That being said, however, aspects of writer Christopher Yost and artist Ramon Bachs first outing on this new title, Red Robin: The Grail, hearken wonderfully back to the early days of the last Robin series. It'll take a lot to get me to accept an older, lone Red Robin out on his own when his friends on the Teen Titans remain younger and together, but Red Robin is a good substitute for a genuine Robin fix.
I'll note to start off that Red Robin isn't perfect. Despite the premise of the book is that Tim is now the loose cannon of the Bat-family, working "over the line" (as the narrative continually reminds us) in his search for Bruce Wayne, Tim never comes off as that extreme aside from a well-advised team-up with villain Ra's al Ghul. The few times he breaks a bad guy's bones aren't anything you wouldn't put past the Dark Knight himself; Yost more tells than shows us that Tim's gone rogue.

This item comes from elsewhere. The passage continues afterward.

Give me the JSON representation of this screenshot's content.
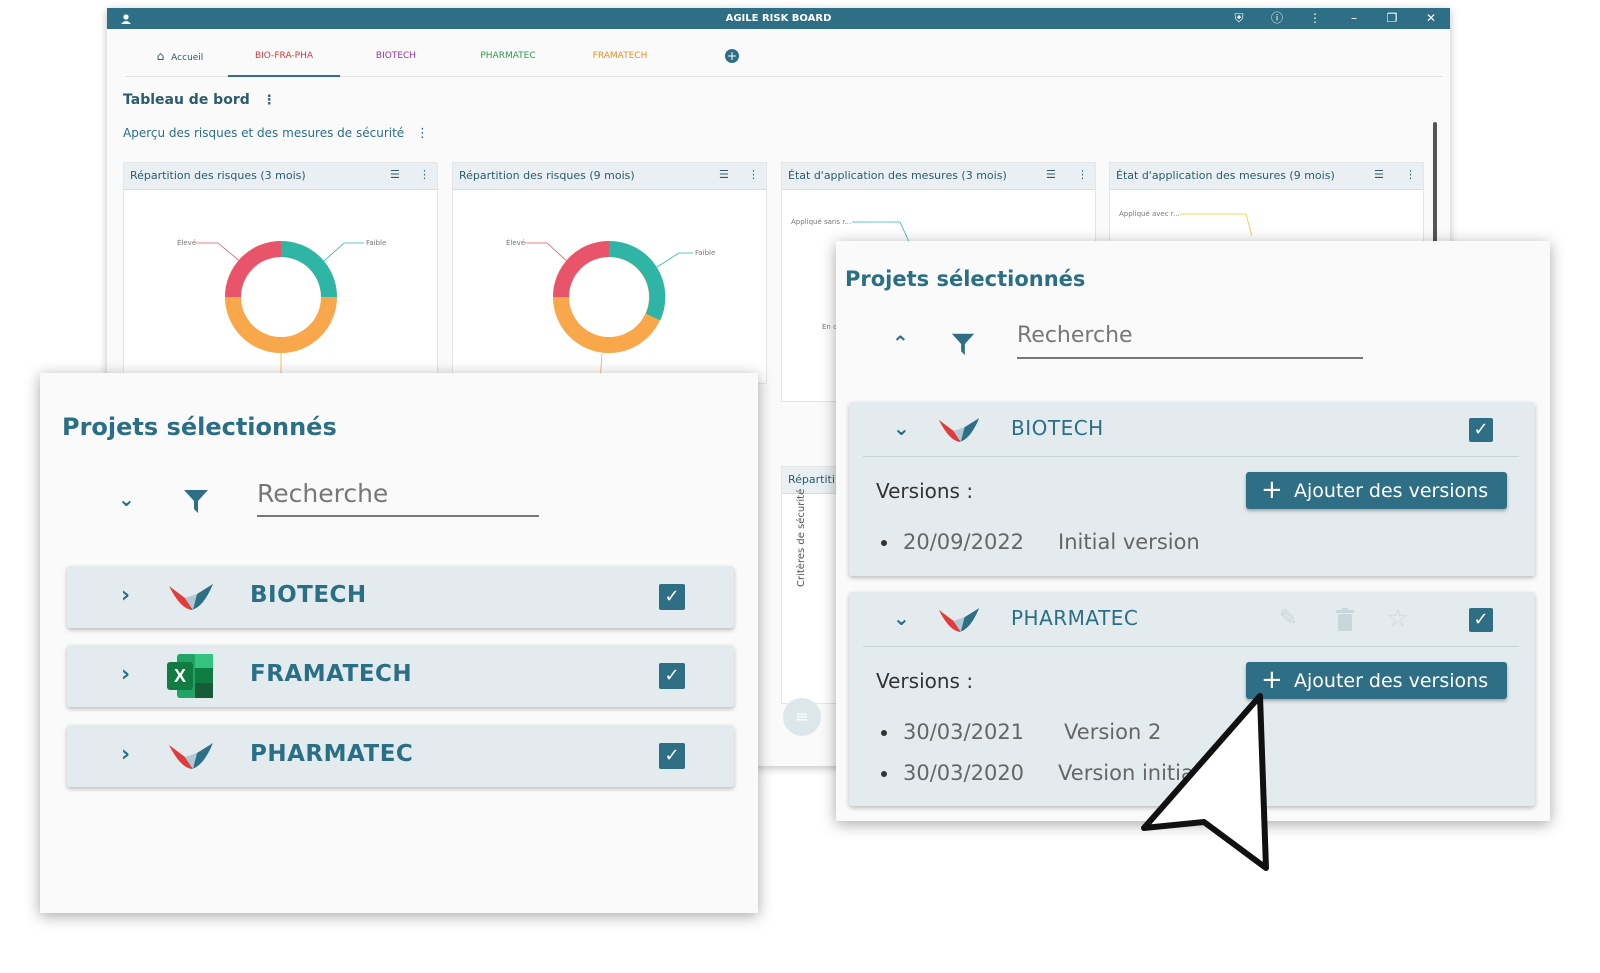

And whereas Yost creates some interesting characters in Ra's al Ghul's team of assassins, I couldn't care much for Tim's supposed love interest of the book, Wayne Enterprises' Lucius Fox's daughter Tam. Yost means to demonstrate how out of her element she is, kidnapped by Ra's, through all the "ums" peppered in her speech, but it only makes her seem a vapid damsel in distress, not someone we root for Tim to love. (Letting alone the gratuitous scene where Tim [accidentally] kicks former girlfriend Spoiler in the face, the kind of violence between couples we're meant to wave away in comic books but that would be "not all right" in the real world.)
But given those quibbles, overall Yost delivers a book much in line with Robin stories past. I absolutely love that Tim's mission takes him all over the globe, much like the first Robin miniseries found Tim in Paris rather than Gotham. Yost has obviously done his homework, including shout outs to moments both as early as that first Robin miniseries to as late as the end of the regular series (and a nod to Tim's long-time pseudonym, Alvin Draper). Tim's entire quest is predicated on his skills as a detective, true to the beginnings of the character; and Tim's penchant for working with villains and obsessing about the wisdom of it also, as I noted, has precedent.
I also appreciated that Yost very quickly established that the main character's name is Tim Drake, not Tim Wayne. I liked that Bruce Wayne adopted Tim, creating a real father-son dynamic between the Dynamic Duo that hadn't been explored before, but one could argue to also lessened Tim as a character. Another interesting dynamic was that Tim became Robin while his father still lived, causing Tim both outward obstacles and inner conflict; returning Tim to Drake (a perfectly fearsome-sounding Bat-character last name) not only returns the character's independence, but some of the punch that perhaps the character has lost over the years.
In short, Yost's book feels like Robin, even if it isn't. Some time after Chuck Dixon originally left the Robin title, Adam Beechen delivered a handful of stories that felt like the old days, but in total the book never had its original aesthetic. Red Robin returns that through tone, plot, and locale, even through artist Ramon Bachs channeling early Robin artist Tom Grummett on at least two occasions (Damian Wayne in the Batcave in the beginning, and Tim as he talks to Wonder Girl toward the end) -- all of it ought evoke considerable nostalgia for long-time Robin fans.
[Contains "What came before" page, full and variant covers]
DC Comics seems to me now a little stuck -- Damian Wayne isn't the Robin that DC can put on lunchboxes, so I expect Tim to one day retake the mantle; but having been Red Robin, returning to regular Robin would seem for Tim Drake something of a devolution. How that'll play out, I'm not sure -- I do applaud DC for taking chances, and I'm curious to see where all of this will go.
What's that green glow on the horizon? Be here next time to find out!